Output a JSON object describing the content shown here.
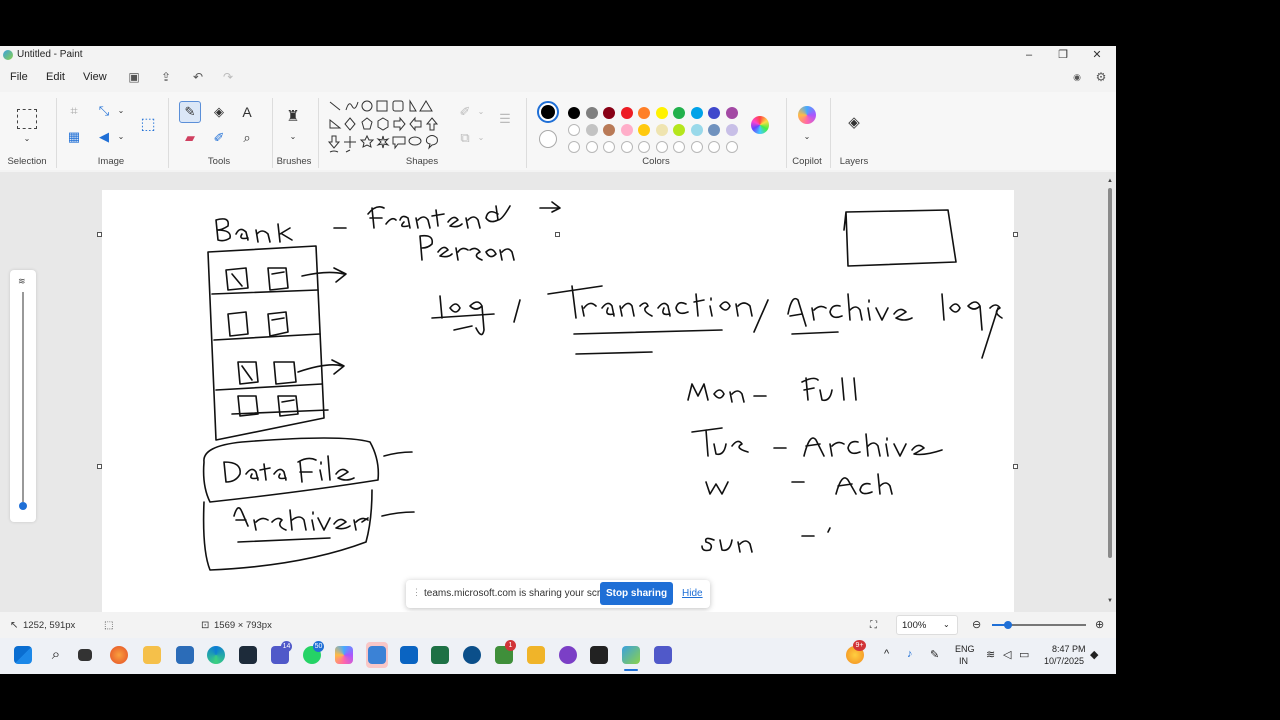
{
  "window": {
    "title": "Untitled - Paint"
  },
  "menu": {
    "file": "File",
    "edit": "Edit",
    "view": "View"
  },
  "ribbon": {
    "groups": {
      "selection": "Selection",
      "image": "Image",
      "tools": "Tools",
      "brushes": "Brushes",
      "shapes": "Shapes",
      "colors": "Colors",
      "copilot": "Copilot",
      "layers": "Layers"
    },
    "text_tool": "A",
    "colors_row1": [
      "#000000",
      "#7f7f7f",
      "#880015",
      "#ed1c24",
      "#ff7f27",
      "#fff200",
      "#22b14c",
      "#00a2e8",
      "#3f48cc",
      "#a349a4"
    ],
    "colors_row2": [
      "#ffffff",
      "#c3c3c3",
      "#b97a57",
      "#ffaec9",
      "#ffc90e",
      "#efe4b0",
      "#b5e61d",
      "#99d9ea",
      "#7092be",
      "#c8bfe7"
    ],
    "accent": "#1f6fd6"
  },
  "share_banner": {
    "text": "teams.microsoft.com is sharing your screen.",
    "stop": "Stop sharing",
    "hide": "Hide"
  },
  "status": {
    "cursor": "1252, 591px",
    "size": "1569 × 793px",
    "zoom": "100%"
  },
  "taskbar": {
    "badges": {
      "teams": "14",
      "whatsapp": "50",
      "notif": "1",
      "weather": "9+"
    },
    "lang1": "ENG",
    "lang2": "IN",
    "time": "8:47 PM",
    "date": "10/7/2025"
  }
}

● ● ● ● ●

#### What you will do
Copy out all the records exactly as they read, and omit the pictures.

#### Reply to the task
Output a JSON object describing the content shown here.
{
  "window": {
    "title": "Untitled - Paint"
  },
  "menu": {
    "file": "File",
    "edit": "Edit",
    "view": "View"
  },
  "ribbon": {
    "groups": {
      "selection": "Selection",
      "image": "Image",
      "tools": "Tools",
      "brushes": "Brushes",
      "shapes": "Shapes",
      "colors": "Colors",
      "copilot": "Copilot",
      "layers": "Layers"
    },
    "text_tool": "A",
    "colors_row1": [
      "#000000",
      "#7f7f7f",
      "#880015",
      "#ed1c24",
      "#ff7f27",
      "#fff200",
      "#22b14c",
      "#00a2e8",
      "#3f48cc",
      "#a349a4"
    ],
    "colors_row2": [
      "#ffffff",
      "#c3c3c3",
      "#b97a57",
      "#ffaec9",
      "#ffc90e",
      "#efe4b0",
      "#b5e61d",
      "#99d9ea",
      "#7092be",
      "#c8bfe7"
    ],
    "accent": "#1f6fd6"
  },
  "share_banner": {
    "text": "teams.microsoft.com is sharing your screen.",
    "stop": "Stop sharing",
    "hide": "Hide"
  },
  "status": {
    "cursor": "1252, 591px",
    "size": "1569 × 793px",
    "zoom": "100%"
  },
  "taskbar": {
    "badges": {
      "teams": "14",
      "whatsapp": "50",
      "notif": "1",
      "weather": "9+"
    },
    "lang1": "ENG",
    "lang2": "IN",
    "time": "8:47 PM",
    "date": "10/7/2025"
  }
}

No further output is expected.